▶ _Exercise_: Whenever the string "software" appears in a line below, please copy the line out.
[[ Material to process open ]]
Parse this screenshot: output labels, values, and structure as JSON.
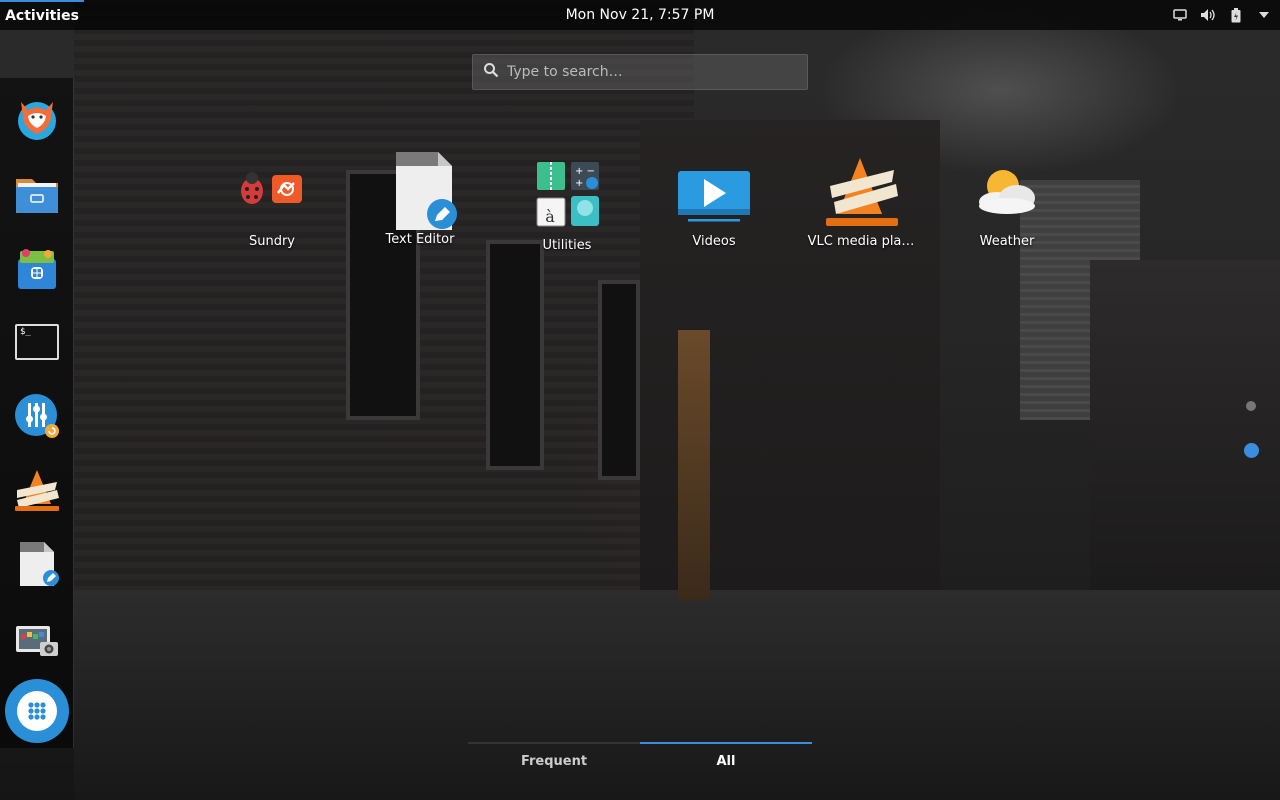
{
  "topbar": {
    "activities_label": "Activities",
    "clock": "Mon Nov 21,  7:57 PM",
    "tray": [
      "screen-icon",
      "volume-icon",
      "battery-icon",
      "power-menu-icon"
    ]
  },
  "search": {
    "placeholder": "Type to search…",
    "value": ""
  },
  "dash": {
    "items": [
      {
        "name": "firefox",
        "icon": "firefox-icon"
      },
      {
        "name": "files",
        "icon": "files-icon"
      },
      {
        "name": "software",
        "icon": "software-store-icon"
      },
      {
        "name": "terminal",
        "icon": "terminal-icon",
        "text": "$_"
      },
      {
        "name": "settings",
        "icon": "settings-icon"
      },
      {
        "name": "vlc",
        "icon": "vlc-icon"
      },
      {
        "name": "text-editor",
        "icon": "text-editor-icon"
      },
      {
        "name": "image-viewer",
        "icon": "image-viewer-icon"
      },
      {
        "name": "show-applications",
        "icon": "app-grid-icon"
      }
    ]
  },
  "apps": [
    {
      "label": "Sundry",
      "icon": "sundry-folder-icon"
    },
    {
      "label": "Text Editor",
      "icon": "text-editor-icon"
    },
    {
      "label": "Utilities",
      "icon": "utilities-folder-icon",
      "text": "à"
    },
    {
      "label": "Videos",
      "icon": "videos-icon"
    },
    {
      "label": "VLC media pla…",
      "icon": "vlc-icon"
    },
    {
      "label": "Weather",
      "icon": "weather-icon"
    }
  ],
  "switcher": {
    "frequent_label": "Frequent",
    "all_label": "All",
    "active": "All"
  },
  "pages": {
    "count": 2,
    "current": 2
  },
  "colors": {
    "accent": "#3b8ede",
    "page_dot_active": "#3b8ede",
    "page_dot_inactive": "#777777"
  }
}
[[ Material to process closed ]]
▶ _Solution for this problem_:
        "name": "software",
        "icon": "software-store-icon"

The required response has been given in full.